In 2008, Danish toymaker LEGO was building on recent success. Under the leadership of Jorgen Knudstorp, its revenue growth for the past year was around 20 percent, and the following year would bring the growth phase of his long-term strategy, which involved investment in production capacity and marketing.
Knudstorp had brought the company back from the brink of bankruptcy several years ago. Executives attributed the crisis to overdiversification — LEGO had expanded to include lines of business like theme parks, clothing, digital games and DVDs. When Knudstorp became CEO in 2004, he refocused the organization on its core product: interlocking building blocks.
So when Warner Bros. studio approached LEGO about a film, the toy company was hesitant. They were doing well, and they had a plan for growth. If a movie based on the toy wasn’t well-received, the brand could be seriously damaged. And if the movie was a hit, would they even see any benefits? The year before, Transformers proved a box office success, but Hasbro reported disappointing holiday sales numbers for the figures the film was based on.
Not only that, the studio wanted the structures in the movie to be able to be replicated by fans. The partnership would mean work from LEGO in the efforts of its engineers, the production of new, movie-relevant toys, and assistance in marketing the film; it would be risky not just reputation-wise, but also resource-wise.
After toying with the idea, Knudstorp took the view that the movie could fit into his growth plan as a marketing opportunity.
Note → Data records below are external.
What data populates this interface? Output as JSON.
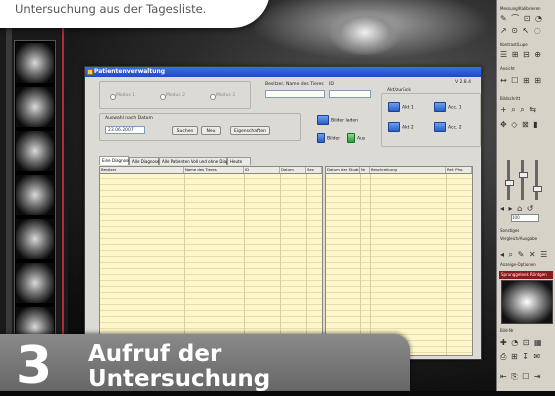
{
  "callout": {
    "text": "Untersuchung aus der Tagesliste."
  },
  "dialog": {
    "title": "Patientenverwaltung",
    "version": "V 2.8.4",
    "search_label": "Besitzer, Name des Tieres",
    "search_id_label": "ID",
    "radios": [
      "Modus 1",
      "Modus 2",
      "Modus 3"
    ],
    "auswahl_label": "Auswahl nach Datum",
    "date_value": "23.06.2007",
    "btn_suchen": "Suchen",
    "btn_neu": "Neu",
    "btn_eigenschaften": "Eigenschaften",
    "btn_bilder_laden": "Bilder laden",
    "btn_bilder": "Bilder",
    "btn_aus": "Aus",
    "akt_header": "Akt/zurück",
    "akt_buttons": [
      "Akt 1",
      "Akt 2",
      "Acc. 1",
      "Acc. 2"
    ],
    "tabs": [
      "Eine Diagnose",
      "Alle Diagnose",
      "Alle Patienten Voll und ohne Diagnose",
      "Heute"
    ],
    "left_columns": [
      "Besitzer",
      "Name des Tieres",
      "ID",
      "Datum",
      "Sex"
    ],
    "right_columns": [
      "Datum der Studie",
      "Nr",
      "Beschreibung",
      "Ref. Pho."
    ]
  },
  "right_panel": {
    "sections": [
      "Messung/Kalibrieren",
      "Kontrast/Lupe",
      "Ansicht",
      "Bildschritt",
      "Sonstiges",
      "Vergleich/Ausgabe",
      "Anzeige-Optionen",
      "Bild-Nr"
    ],
    "zoom_value": "100",
    "thumb_label": "Sprunggelenk Röntgen"
  },
  "banner": {
    "number": "3",
    "title_line1": "Aufruf der",
    "title_line2": "Untersuchung"
  }
}
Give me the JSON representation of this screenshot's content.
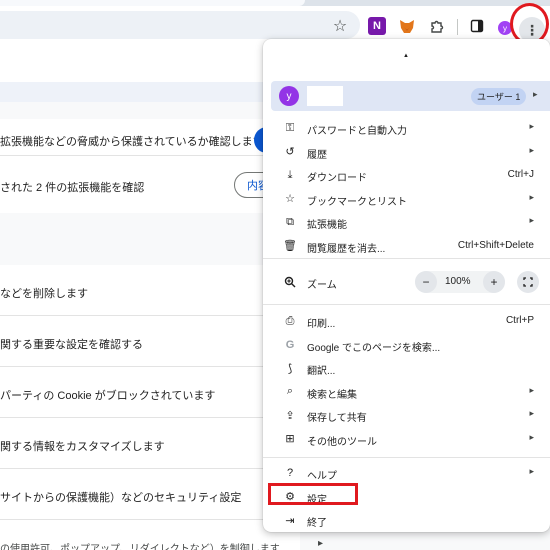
{
  "toolbar": {
    "onenote_label": "N",
    "avatar_letter": "y",
    "kebab_label": "⋮"
  },
  "page": {
    "card1_text1": "拡張機能などの脅威から保護されているか確認します",
    "card1_text2": "された 2 件の拡張機能を確認",
    "review_button": "内容",
    "rows": [
      "などを削除します",
      "関する重要な設定を確認する",
      "パーティの Cookie がブロックされています",
      "関する情報をカスタマイズします",
      "サイトからの保護機能）などのセキュリティ設定"
    ],
    "bottom_text": "の使用許可、ポップアップ、リダイレクトなど）を制御します"
  },
  "menu": {
    "profile": {
      "avatar_letter": "y",
      "badge": "ユーザー 1"
    },
    "items_group1": [
      {
        "icon": "key-icon",
        "glyph": "⚿",
        "label": "パスワードと自動入力",
        "shortcut": "",
        "submenu": true
      },
      {
        "icon": "history-icon",
        "glyph": "↺",
        "label": "履歴",
        "shortcut": "",
        "submenu": true
      },
      {
        "icon": "download-icon",
        "glyph": "⤓",
        "label": "ダウンロード",
        "shortcut": "Ctrl+J",
        "submenu": false
      },
      {
        "icon": "star-icon",
        "glyph": "☆",
        "label": "ブックマークとリスト",
        "shortcut": "",
        "submenu": true
      },
      {
        "icon": "puzzle-icon",
        "glyph": "⧉",
        "label": "拡張機能",
        "shortcut": "",
        "submenu": true
      },
      {
        "icon": "trash-icon",
        "glyph": "🗑",
        "label": "閲覧履歴を消去...",
        "shortcut": "Ctrl+Shift+Delete",
        "submenu": false
      }
    ],
    "zoom": {
      "label": "ズーム",
      "minus": "−",
      "value": "100%",
      "plus": "+"
    },
    "items_group2": [
      {
        "icon": "print-icon",
        "glyph": "⎙",
        "label": "印刷...",
        "shortcut": "Ctrl+P",
        "submenu": false
      },
      {
        "icon": "google-icon",
        "glyph": "G",
        "label": "Google でこのページを検索...",
        "shortcut": "",
        "submenu": false
      },
      {
        "icon": "translate-icon",
        "glyph": "⟆",
        "label": "翻訳...",
        "shortcut": "",
        "submenu": false
      },
      {
        "icon": "search-edit-icon",
        "glyph": "⌕",
        "label": "検索と編集",
        "shortcut": "",
        "submenu": true
      },
      {
        "icon": "save-share-icon",
        "glyph": "⇪",
        "label": "保存して共有",
        "shortcut": "",
        "submenu": true
      },
      {
        "icon": "toolbox-icon",
        "glyph": "⊞",
        "label": "その他のツール",
        "shortcut": "",
        "submenu": true
      }
    ],
    "items_group3": [
      {
        "icon": "help-icon",
        "glyph": "?",
        "label": "ヘルプ",
        "shortcut": "",
        "submenu": true
      },
      {
        "icon": "gear-icon",
        "glyph": "⚙",
        "label": "設定",
        "shortcut": "",
        "submenu": false
      },
      {
        "icon": "exit-icon",
        "glyph": "⇥",
        "label": "終了",
        "shortcut": "",
        "submenu": false
      }
    ]
  },
  "colors": {
    "annotation_red": "#e0191f",
    "profile_highlight": "#dfe6f5",
    "accent_blue": "#0b57d0"
  }
}
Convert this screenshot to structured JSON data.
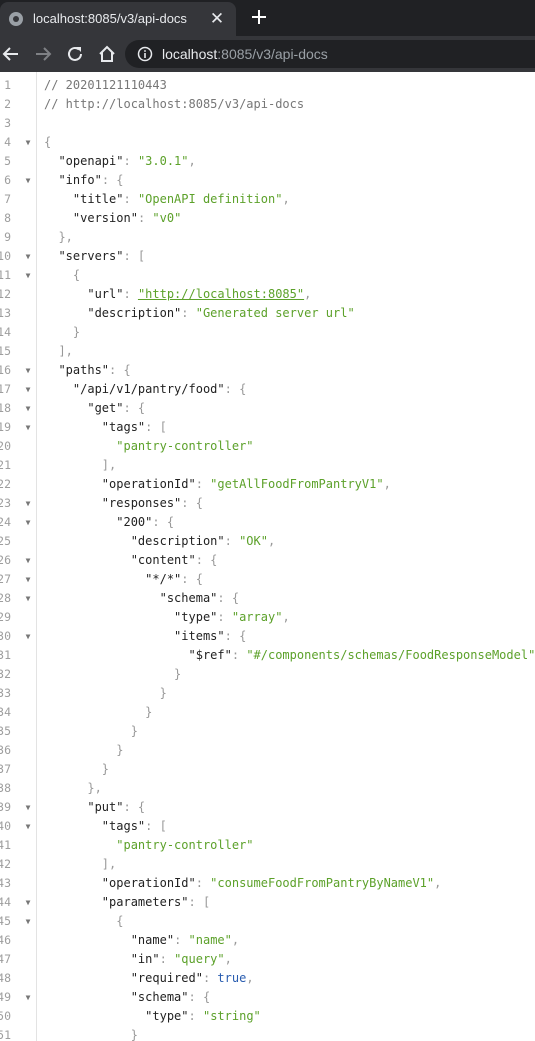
{
  "browser": {
    "tab_title": "localhost:8085/v3/api-docs",
    "tab_close_glyph": "✕",
    "url_host": "localhost",
    "url_rest": ":8085/v3/api-docs",
    "icons": [
      "globe-icon",
      "close-icon",
      "plus-icon",
      "back-arrow-icon",
      "forward-arrow-icon",
      "reload-icon",
      "home-icon",
      "info-icon"
    ]
  },
  "code_lines": [
    {
      "n": "1",
      "f": false,
      "ind": 0,
      "t": [
        [
          "c",
          "// 20201121110443"
        ]
      ]
    },
    {
      "n": "2",
      "f": false,
      "ind": 0,
      "t": [
        [
          "c",
          "// http://localhost:8085/v3/api-docs"
        ]
      ]
    },
    {
      "n": "3",
      "f": false,
      "ind": 0,
      "t": []
    },
    {
      "n": "4",
      "f": true,
      "ind": 0,
      "t": [
        [
          "p",
          "{"
        ]
      ]
    },
    {
      "n": "5",
      "f": false,
      "ind": 1,
      "t": [
        [
          "k",
          "\"openapi\""
        ],
        [
          "p",
          ": "
        ],
        [
          "s",
          "\"3.0.1\""
        ],
        [
          "p",
          ","
        ]
      ]
    },
    {
      "n": "6",
      "f": true,
      "ind": 1,
      "t": [
        [
          "k",
          "\"info\""
        ],
        [
          "p",
          ": {"
        ]
      ]
    },
    {
      "n": "7",
      "f": false,
      "ind": 2,
      "t": [
        [
          "k",
          "\"title\""
        ],
        [
          "p",
          ": "
        ],
        [
          "s",
          "\"OpenAPI definition\""
        ],
        [
          "p",
          ","
        ]
      ]
    },
    {
      "n": "8",
      "f": false,
      "ind": 2,
      "t": [
        [
          "k",
          "\"version\""
        ],
        [
          "p",
          ": "
        ],
        [
          "s",
          "\"v0\""
        ]
      ]
    },
    {
      "n": "9",
      "f": false,
      "ind": 1,
      "t": [
        [
          "p",
          "},"
        ]
      ]
    },
    {
      "n": "10",
      "f": true,
      "ind": 1,
      "t": [
        [
          "k",
          "\"servers\""
        ],
        [
          "p",
          ": ["
        ]
      ]
    },
    {
      "n": "11",
      "f": true,
      "ind": 2,
      "t": [
        [
          "p",
          "{"
        ]
      ]
    },
    {
      "n": "12",
      "f": false,
      "ind": 3,
      "t": [
        [
          "k",
          "\"url\""
        ],
        [
          "p",
          ": "
        ],
        [
          "l",
          "\"http://localhost:8085\""
        ],
        [
          "p",
          ","
        ]
      ]
    },
    {
      "n": "13",
      "f": false,
      "ind": 3,
      "t": [
        [
          "k",
          "\"description\""
        ],
        [
          "p",
          ": "
        ],
        [
          "s",
          "\"Generated server url\""
        ]
      ]
    },
    {
      "n": "14",
      "f": false,
      "ind": 2,
      "t": [
        [
          "p",
          "}"
        ]
      ]
    },
    {
      "n": "15",
      "f": false,
      "ind": 1,
      "t": [
        [
          "p",
          "],"
        ]
      ]
    },
    {
      "n": "16",
      "f": true,
      "ind": 1,
      "t": [
        [
          "k",
          "\"paths\""
        ],
        [
          "p",
          ": {"
        ]
      ]
    },
    {
      "n": "17",
      "f": true,
      "ind": 2,
      "t": [
        [
          "k",
          "\"/api/v1/pantry/food\""
        ],
        [
          "p",
          ": {"
        ]
      ]
    },
    {
      "n": "18",
      "f": true,
      "ind": 3,
      "t": [
        [
          "k",
          "\"get\""
        ],
        [
          "p",
          ": {"
        ]
      ]
    },
    {
      "n": "19",
      "f": true,
      "ind": 4,
      "t": [
        [
          "k",
          "\"tags\""
        ],
        [
          "p",
          ": ["
        ]
      ]
    },
    {
      "n": "20",
      "f": false,
      "ind": 5,
      "t": [
        [
          "s",
          "\"pantry-controller\""
        ]
      ]
    },
    {
      "n": "21",
      "f": false,
      "ind": 4,
      "t": [
        [
          "p",
          "],"
        ]
      ]
    },
    {
      "n": "22",
      "f": false,
      "ind": 4,
      "t": [
        [
          "k",
          "\"operationId\""
        ],
        [
          "p",
          ": "
        ],
        [
          "s",
          "\"getAllFoodFromPantryV1\""
        ],
        [
          "p",
          ","
        ]
      ]
    },
    {
      "n": "23",
      "f": true,
      "ind": 4,
      "t": [
        [
          "k",
          "\"responses\""
        ],
        [
          "p",
          ": {"
        ]
      ]
    },
    {
      "n": "24",
      "f": true,
      "ind": 5,
      "t": [
        [
          "k",
          "\"200\""
        ],
        [
          "p",
          ": {"
        ]
      ]
    },
    {
      "n": "25",
      "f": false,
      "ind": 6,
      "t": [
        [
          "k",
          "\"description\""
        ],
        [
          "p",
          ": "
        ],
        [
          "s",
          "\"OK\""
        ],
        [
          "p",
          ","
        ]
      ]
    },
    {
      "n": "26",
      "f": true,
      "ind": 6,
      "t": [
        [
          "k",
          "\"content\""
        ],
        [
          "p",
          ": {"
        ]
      ]
    },
    {
      "n": "27",
      "f": true,
      "ind": 7,
      "t": [
        [
          "k",
          "\"*/*\""
        ],
        [
          "p",
          ": {"
        ]
      ]
    },
    {
      "n": "28",
      "f": true,
      "ind": 8,
      "t": [
        [
          "k",
          "\"schema\""
        ],
        [
          "p",
          ": {"
        ]
      ]
    },
    {
      "n": "29",
      "f": false,
      "ind": 9,
      "t": [
        [
          "k",
          "\"type\""
        ],
        [
          "p",
          ": "
        ],
        [
          "s",
          "\"array\""
        ],
        [
          "p",
          ","
        ]
      ]
    },
    {
      "n": "30",
      "f": true,
      "ind": 9,
      "t": [
        [
          "k",
          "\"items\""
        ],
        [
          "p",
          ": {"
        ]
      ]
    },
    {
      "n": "31",
      "f": false,
      "ind": 10,
      "t": [
        [
          "k",
          "\"$ref\""
        ],
        [
          "p",
          ": "
        ],
        [
          "s",
          "\"#/components/schemas/FoodResponseModel\""
        ]
      ]
    },
    {
      "n": "32",
      "f": false,
      "ind": 9,
      "t": [
        [
          "p",
          "}"
        ]
      ]
    },
    {
      "n": "33",
      "f": false,
      "ind": 8,
      "t": [
        [
          "p",
          "}"
        ]
      ]
    },
    {
      "n": "34",
      "f": false,
      "ind": 7,
      "t": [
        [
          "p",
          "}"
        ]
      ]
    },
    {
      "n": "35",
      "f": false,
      "ind": 6,
      "t": [
        [
          "p",
          "}"
        ]
      ]
    },
    {
      "n": "36",
      "f": false,
      "ind": 5,
      "t": [
        [
          "p",
          "}"
        ]
      ]
    },
    {
      "n": "37",
      "f": false,
      "ind": 4,
      "t": [
        [
          "p",
          "}"
        ]
      ]
    },
    {
      "n": "38",
      "f": false,
      "ind": 3,
      "t": [
        [
          "p",
          "},"
        ]
      ]
    },
    {
      "n": "39",
      "f": true,
      "ind": 3,
      "t": [
        [
          "k",
          "\"put\""
        ],
        [
          "p",
          ": {"
        ]
      ]
    },
    {
      "n": "40",
      "f": true,
      "ind": 4,
      "t": [
        [
          "k",
          "\"tags\""
        ],
        [
          "p",
          ": ["
        ]
      ]
    },
    {
      "n": "41",
      "f": false,
      "ind": 5,
      "t": [
        [
          "s",
          "\"pantry-controller\""
        ]
      ]
    },
    {
      "n": "42",
      "f": false,
      "ind": 4,
      "t": [
        [
          "p",
          "],"
        ]
      ]
    },
    {
      "n": "43",
      "f": false,
      "ind": 4,
      "t": [
        [
          "k",
          "\"operationId\""
        ],
        [
          "p",
          ": "
        ],
        [
          "s",
          "\"consumeFoodFromPantryByNameV1\""
        ],
        [
          "p",
          ","
        ]
      ]
    },
    {
      "n": "44",
      "f": true,
      "ind": 4,
      "t": [
        [
          "k",
          "\"parameters\""
        ],
        [
          "p",
          ": ["
        ]
      ]
    },
    {
      "n": "45",
      "f": true,
      "ind": 5,
      "t": [
        [
          "p",
          "{"
        ]
      ]
    },
    {
      "n": "46",
      "f": false,
      "ind": 6,
      "t": [
        [
          "k",
          "\"name\""
        ],
        [
          "p",
          ": "
        ],
        [
          "s",
          "\"name\""
        ],
        [
          "p",
          ","
        ]
      ]
    },
    {
      "n": "47",
      "f": false,
      "ind": 6,
      "t": [
        [
          "k",
          "\"in\""
        ],
        [
          "p",
          ": "
        ],
        [
          "s",
          "\"query\""
        ],
        [
          "p",
          ","
        ]
      ]
    },
    {
      "n": "48",
      "f": false,
      "ind": 6,
      "t": [
        [
          "k",
          "\"required\""
        ],
        [
          "p",
          ": "
        ],
        [
          "b",
          "true"
        ],
        [
          "p",
          ","
        ]
      ]
    },
    {
      "n": "49",
      "f": true,
      "ind": 6,
      "t": [
        [
          "k",
          "\"schema\""
        ],
        [
          "p",
          ": {"
        ]
      ]
    },
    {
      "n": "50",
      "f": false,
      "ind": 7,
      "t": [
        [
          "k",
          "\"type\""
        ],
        [
          "p",
          ": "
        ],
        [
          "s",
          "\"string\""
        ]
      ]
    },
    {
      "n": "51",
      "f": false,
      "ind": 6,
      "t": [
        [
          "p",
          "}"
        ]
      ]
    }
  ]
}
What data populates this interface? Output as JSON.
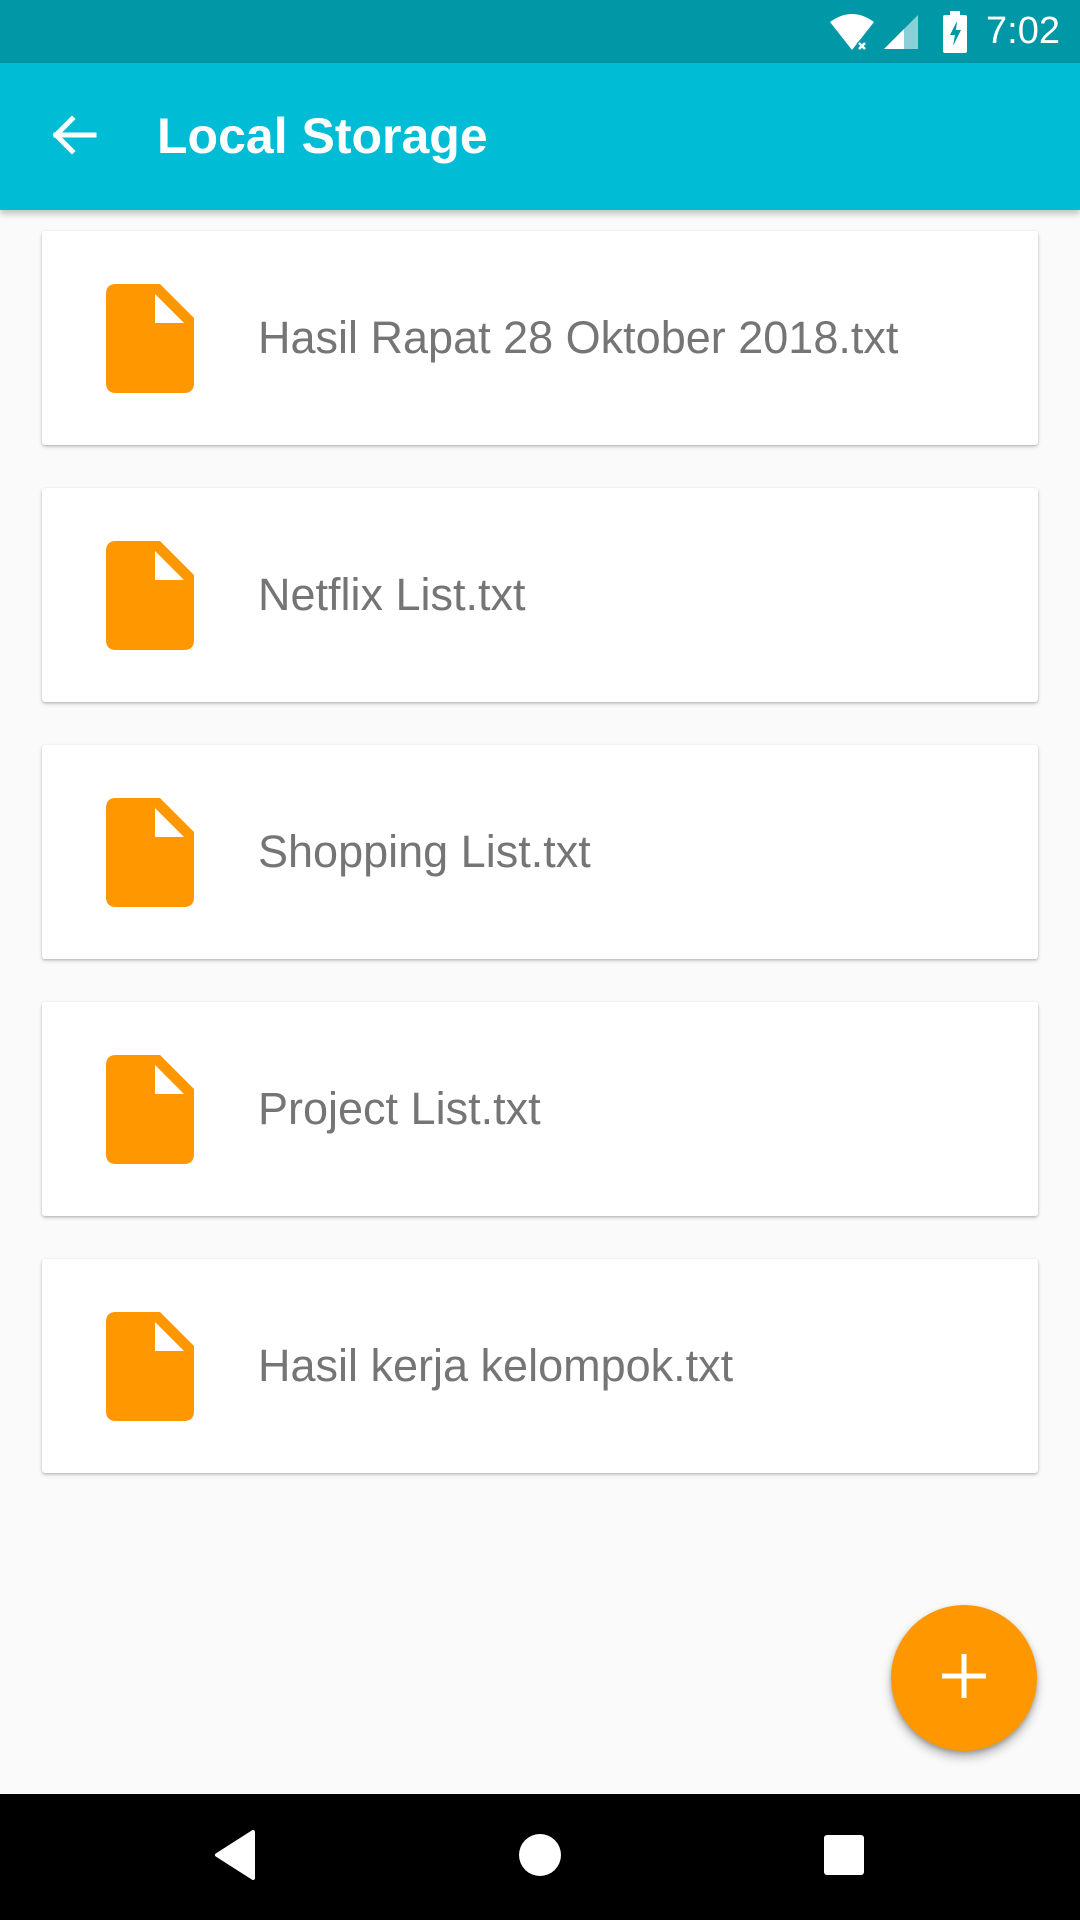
{
  "status_bar": {
    "time": "7:02",
    "icons": [
      "wifi-icon",
      "signal-icon",
      "battery-icon"
    ]
  },
  "app_bar": {
    "title": "Local Storage",
    "back_icon": "arrow-back-icon"
  },
  "files": [
    {
      "name": "Hasil Rapat 28 Oktober 2018.txt",
      "icon": "file-icon"
    },
    {
      "name": "Netflix List.txt",
      "icon": "file-icon"
    },
    {
      "name": "Shopping List.txt",
      "icon": "file-icon"
    },
    {
      "name": "Project List.txt",
      "icon": "file-icon"
    },
    {
      "name": "Hasil kerja kelompok.txt",
      "icon": "file-icon"
    }
  ],
  "fab": {
    "icon": "plus-icon"
  },
  "nav_bar": {
    "icons": [
      "back-triangle-icon",
      "home-circle-icon",
      "recents-square-icon"
    ]
  },
  "colors": {
    "status_bar": "#0097a7",
    "app_bar": "#00bcd4",
    "accent": "#ff9800",
    "file_text": "#757575",
    "background": "#fafafa"
  }
}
It paid off: Not only did the movie gross more than $250 million in domestic sales the year it came out, LEGO’s sales increased 15 percent and it became the world’s largest toymaker.
Read more about how reframing challenges as opportunities led to success in Professor Ming-Jer Chen and Senior Case Writer Jenny Craddock’s article “Lights, Camera, LEGO: How an ‘Active Play’ Giant Took a Chance on Hollywood,” in the Darden School of Business/Washington Post “Case in Point” series.
The article is based on the case LEGO Bricks: Fit for the Big Screen? (Darden Business Publishing), by Ming-Jer Chen and Jenny Craddock.